§ TASK INSTRUCTIONS
Every line below that includes "JUNE" counts toward the total. Report that total alone.
----- SUPPLIED DATA
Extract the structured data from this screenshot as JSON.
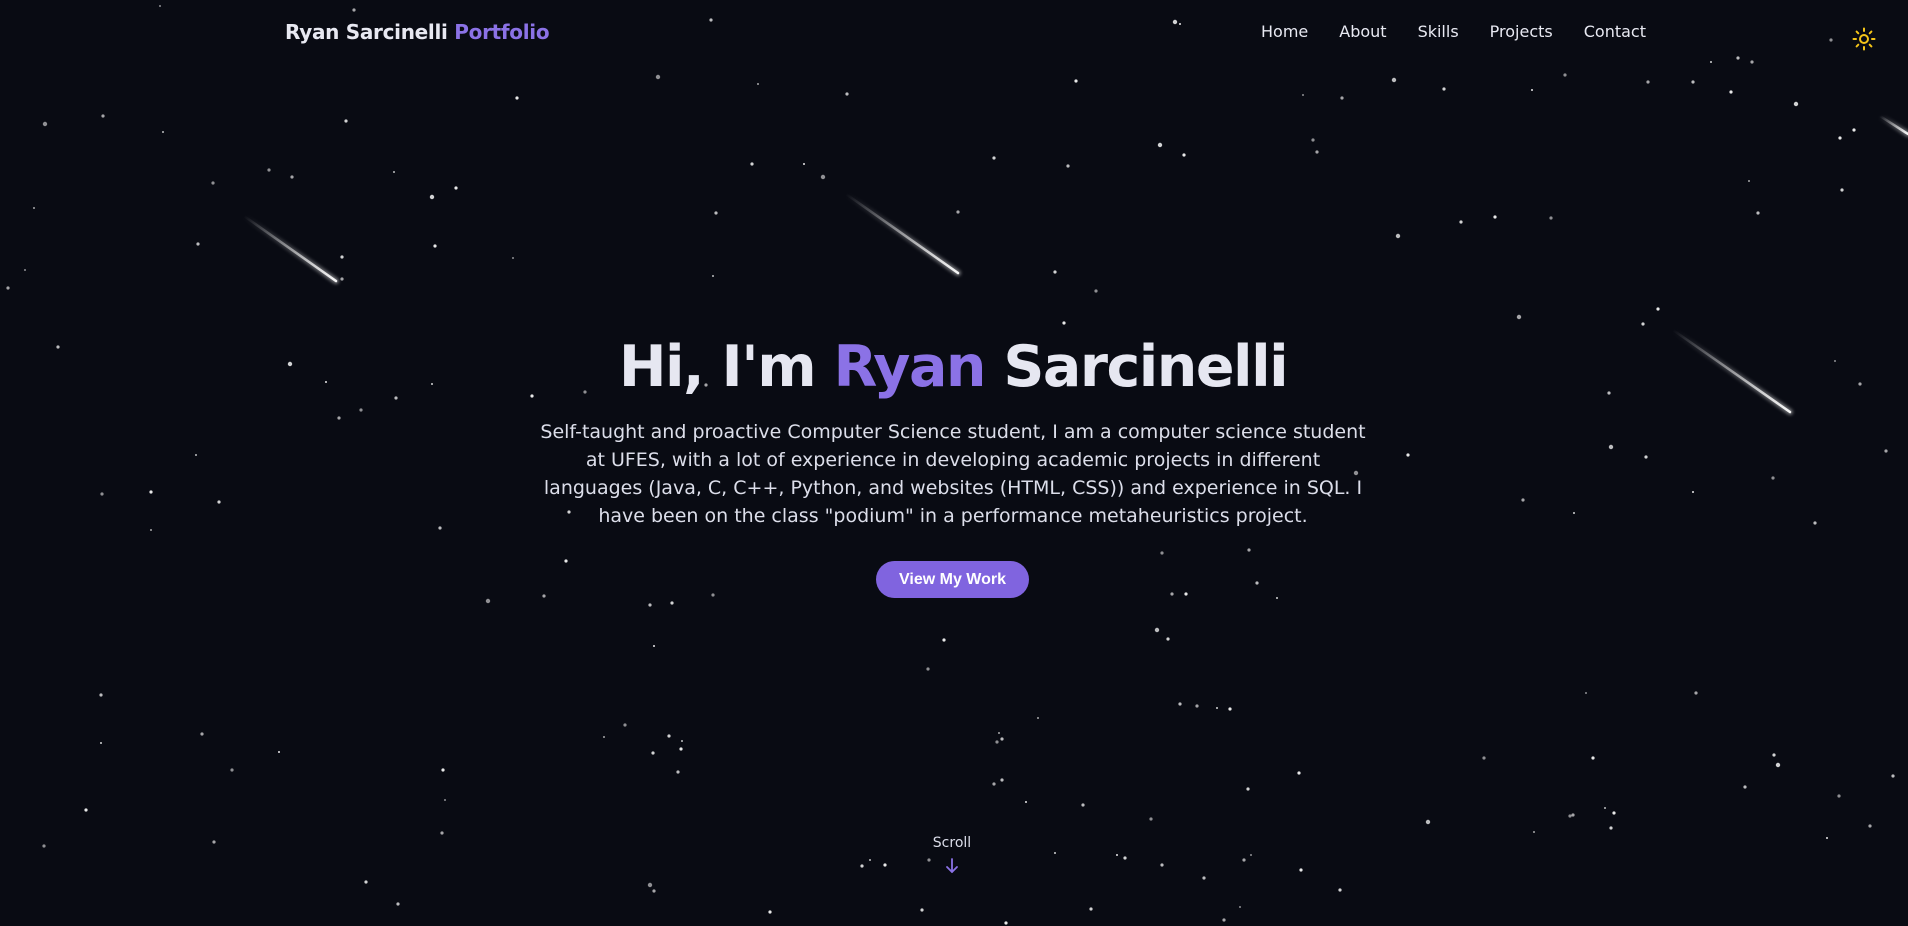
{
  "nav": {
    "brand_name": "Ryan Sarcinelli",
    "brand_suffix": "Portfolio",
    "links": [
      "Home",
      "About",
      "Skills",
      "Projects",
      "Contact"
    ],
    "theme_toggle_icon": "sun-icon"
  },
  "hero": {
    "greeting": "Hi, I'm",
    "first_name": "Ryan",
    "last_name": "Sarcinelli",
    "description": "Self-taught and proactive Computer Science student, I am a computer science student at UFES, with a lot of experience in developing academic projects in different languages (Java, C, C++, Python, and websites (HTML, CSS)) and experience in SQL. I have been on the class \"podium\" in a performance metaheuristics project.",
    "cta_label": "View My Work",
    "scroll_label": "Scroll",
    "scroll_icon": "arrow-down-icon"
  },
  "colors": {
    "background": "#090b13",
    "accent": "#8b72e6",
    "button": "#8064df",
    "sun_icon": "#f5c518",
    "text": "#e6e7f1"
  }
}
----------
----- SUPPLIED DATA
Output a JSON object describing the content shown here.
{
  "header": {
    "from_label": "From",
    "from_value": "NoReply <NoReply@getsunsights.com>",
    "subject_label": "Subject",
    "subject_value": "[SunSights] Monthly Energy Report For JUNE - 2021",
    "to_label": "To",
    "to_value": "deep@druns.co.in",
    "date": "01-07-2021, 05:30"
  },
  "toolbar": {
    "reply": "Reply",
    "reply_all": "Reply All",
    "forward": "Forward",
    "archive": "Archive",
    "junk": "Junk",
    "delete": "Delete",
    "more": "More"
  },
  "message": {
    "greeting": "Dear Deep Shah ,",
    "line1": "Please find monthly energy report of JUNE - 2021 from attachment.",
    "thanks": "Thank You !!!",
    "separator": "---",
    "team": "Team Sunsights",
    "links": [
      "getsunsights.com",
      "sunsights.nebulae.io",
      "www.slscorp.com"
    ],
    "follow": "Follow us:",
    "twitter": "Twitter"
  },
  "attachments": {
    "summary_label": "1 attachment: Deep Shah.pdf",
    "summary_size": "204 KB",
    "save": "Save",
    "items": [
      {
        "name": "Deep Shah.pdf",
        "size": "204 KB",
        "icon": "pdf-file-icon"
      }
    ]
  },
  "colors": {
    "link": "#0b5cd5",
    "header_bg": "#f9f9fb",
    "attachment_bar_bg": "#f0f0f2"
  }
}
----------
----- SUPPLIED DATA
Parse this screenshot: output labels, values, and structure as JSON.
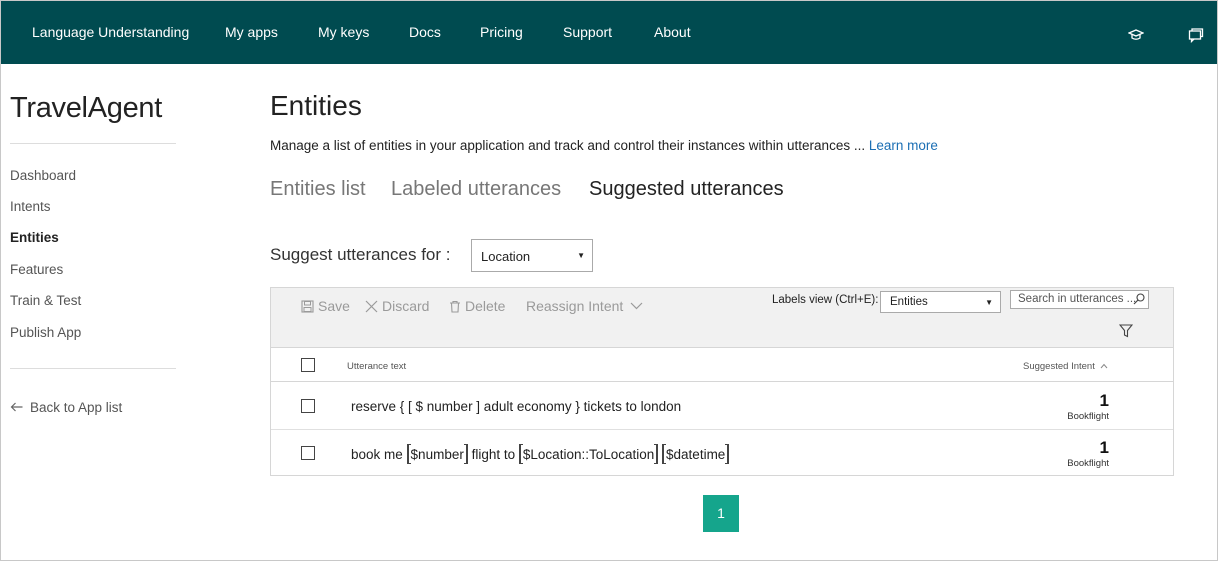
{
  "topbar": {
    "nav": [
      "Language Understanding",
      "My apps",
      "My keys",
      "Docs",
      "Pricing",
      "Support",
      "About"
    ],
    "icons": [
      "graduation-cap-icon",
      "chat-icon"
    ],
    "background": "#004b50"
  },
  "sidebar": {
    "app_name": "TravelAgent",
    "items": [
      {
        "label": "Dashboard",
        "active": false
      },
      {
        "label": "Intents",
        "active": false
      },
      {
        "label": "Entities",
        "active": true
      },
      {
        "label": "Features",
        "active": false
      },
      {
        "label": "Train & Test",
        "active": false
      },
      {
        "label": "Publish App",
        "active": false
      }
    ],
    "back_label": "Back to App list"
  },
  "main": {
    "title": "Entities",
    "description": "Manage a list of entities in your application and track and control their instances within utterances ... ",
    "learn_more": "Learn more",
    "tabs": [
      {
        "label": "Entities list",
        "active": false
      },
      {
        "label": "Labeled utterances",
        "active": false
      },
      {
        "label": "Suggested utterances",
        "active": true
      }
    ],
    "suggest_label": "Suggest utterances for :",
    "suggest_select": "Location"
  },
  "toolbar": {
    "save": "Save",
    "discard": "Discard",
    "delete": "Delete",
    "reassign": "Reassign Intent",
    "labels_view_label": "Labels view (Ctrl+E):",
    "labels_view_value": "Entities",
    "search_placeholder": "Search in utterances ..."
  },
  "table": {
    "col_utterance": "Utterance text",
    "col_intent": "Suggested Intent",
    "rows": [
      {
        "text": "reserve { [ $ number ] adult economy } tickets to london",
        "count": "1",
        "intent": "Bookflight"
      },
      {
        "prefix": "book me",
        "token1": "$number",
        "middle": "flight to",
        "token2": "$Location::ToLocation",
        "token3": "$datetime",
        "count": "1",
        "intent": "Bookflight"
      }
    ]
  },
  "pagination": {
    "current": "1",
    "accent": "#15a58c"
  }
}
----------
§ EXPECTED ANSWER
2